North American total sales increased 1.5 percent to $285.2 million. Other international sales, which consist of Europe and Australia, decreased 3.2 percent to $46.3 million. Excluding the impact of foreign currency translation, North American sales increased 1.4 percent, and other international sales fell 11.3 percent. Both European and Canadian operations faced temporary COVID-19-related store closures in the quarter and were only open for 53 percent and 73 percent of available operating days, respectively.

Gross margins improved ten basis points to 39.1 percent. An 80 basis point improvement in inventory shrinkage, 40 basis points of leverage in occupancy costs and 20 basis points improvement in product margin offset an 80 basis point increase in web shipping costs due to increased online sales, a 30 basis point increase in distribution and fulfillment costs and 30 basis point negative impact related to a Stash loyalty program deferred revenue adjustment made in the prior year.

SG&A expense was reduced to 22.9 percent of sales from 24.1 percent a year ago due to leverage on store wages, decreased costs related to national training and recognition events, governmental payroll credits, and decreases in professional fees.

Operating income improved 10.0 percent to $53.8 million, or 16.2 percent of sales, from $48.9 million, or 14.9 percent, a year ago.

Total sales for 2020 decreased 4.2 percent to $990.7 million. Comparable sales increased 13.6 percent. Net income increased 14.0 percent to $76.2 million, or $3.00 per share. Online sales accounted for 26.4 percent of sales in 2020 compared to 16.6 percent in 2019.

Inventory was down 0.5 percent at the year’s end and 3 percent on a currency-neutral basis. Said Work, “Overall, the inventory on hand is healthy and selling at a favorable margin entering 2021.”

Total first quarter-to-date sales for the 35 days ended March 6 were down approximately 3.8 percent. Comps for that period decreased 0.4 percent. By channel, open store comparable sales decreased 6.9 percent, and e-commerce increased 29.5 percent.

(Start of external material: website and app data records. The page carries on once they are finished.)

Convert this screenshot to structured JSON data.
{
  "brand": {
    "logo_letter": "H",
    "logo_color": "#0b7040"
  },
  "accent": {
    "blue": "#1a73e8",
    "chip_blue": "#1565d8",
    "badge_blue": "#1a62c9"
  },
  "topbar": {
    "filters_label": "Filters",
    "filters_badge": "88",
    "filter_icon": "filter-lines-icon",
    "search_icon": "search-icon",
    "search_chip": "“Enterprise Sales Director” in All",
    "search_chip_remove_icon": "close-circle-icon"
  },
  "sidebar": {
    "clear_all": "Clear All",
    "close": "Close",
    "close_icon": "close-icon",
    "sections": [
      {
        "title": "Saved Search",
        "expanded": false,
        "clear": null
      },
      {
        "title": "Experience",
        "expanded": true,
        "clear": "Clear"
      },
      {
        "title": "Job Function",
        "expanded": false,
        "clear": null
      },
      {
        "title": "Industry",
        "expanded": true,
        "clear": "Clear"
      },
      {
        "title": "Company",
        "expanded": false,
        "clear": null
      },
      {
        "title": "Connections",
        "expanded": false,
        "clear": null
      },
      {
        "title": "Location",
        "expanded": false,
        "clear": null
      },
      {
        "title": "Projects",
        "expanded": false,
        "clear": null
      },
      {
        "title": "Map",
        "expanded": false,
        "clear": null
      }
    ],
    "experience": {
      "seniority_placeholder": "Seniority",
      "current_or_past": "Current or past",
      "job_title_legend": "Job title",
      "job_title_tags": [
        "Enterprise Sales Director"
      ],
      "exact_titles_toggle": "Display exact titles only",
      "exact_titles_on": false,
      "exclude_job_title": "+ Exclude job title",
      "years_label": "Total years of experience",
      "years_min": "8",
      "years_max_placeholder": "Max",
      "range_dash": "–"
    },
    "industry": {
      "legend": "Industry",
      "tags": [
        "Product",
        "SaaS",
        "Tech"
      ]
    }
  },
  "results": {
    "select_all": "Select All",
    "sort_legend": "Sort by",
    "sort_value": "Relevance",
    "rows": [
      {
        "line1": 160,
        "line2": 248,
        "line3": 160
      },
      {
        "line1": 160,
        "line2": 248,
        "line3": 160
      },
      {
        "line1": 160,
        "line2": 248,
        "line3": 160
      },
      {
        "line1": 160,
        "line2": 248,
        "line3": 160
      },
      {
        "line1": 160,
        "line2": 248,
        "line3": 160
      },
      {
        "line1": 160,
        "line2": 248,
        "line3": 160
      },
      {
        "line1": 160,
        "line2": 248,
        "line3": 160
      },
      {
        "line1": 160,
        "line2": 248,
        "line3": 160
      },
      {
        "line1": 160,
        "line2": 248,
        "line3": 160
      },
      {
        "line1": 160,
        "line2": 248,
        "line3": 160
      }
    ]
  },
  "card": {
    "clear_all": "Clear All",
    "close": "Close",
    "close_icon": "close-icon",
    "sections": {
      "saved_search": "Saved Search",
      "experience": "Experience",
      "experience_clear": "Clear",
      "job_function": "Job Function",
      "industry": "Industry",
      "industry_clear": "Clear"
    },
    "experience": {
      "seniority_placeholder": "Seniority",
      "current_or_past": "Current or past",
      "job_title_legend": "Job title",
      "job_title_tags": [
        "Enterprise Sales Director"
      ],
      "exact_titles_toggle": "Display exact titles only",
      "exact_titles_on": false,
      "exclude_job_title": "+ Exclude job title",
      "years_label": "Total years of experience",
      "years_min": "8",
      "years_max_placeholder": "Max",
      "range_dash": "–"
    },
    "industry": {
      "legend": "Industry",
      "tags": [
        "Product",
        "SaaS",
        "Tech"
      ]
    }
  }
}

Work said the quarter has “gotten off to a slow start,” although it’s due to the delay of tax returns, significant closures due to snowstorms across the south, and COVID-19-related store closures persisting early in the quarter that should not impact the latter part of the quarter. The 2021 domestic stimulus package is also expected to support spending.

Overall, Zumiez expects first-quarter results to be “meaningfully ahead” of results for the same quarter in 2020 when stores were only open for approximately 50 percent of the days available. Second-quarter sales are expected to be down as the chain anniversaries a surge in demand in the year-ago period as many stores reopened. Stores were open for 73 percent of potential operating days during the 2020 second quarter. For the back half of the year, sales are expected to expand on top of gains achieved in 2020.

EPS is expected to increase for the full year with “significant variability” quarter to quarter compared to 2020 and more normalized compared to 2019.

Zumiez plans to open 22 new stores in 2021, including approximately five North American stores, 12 in Europe, and five in Australia. As of March 6, Zumiez operated 722 stores, including 602 in the U.S., 52 in Canada, 54 in Europe, and 14 in Australia. Banners include Zumiez, Blue Tomato and Fast Times.

Photos courtesy Zumiez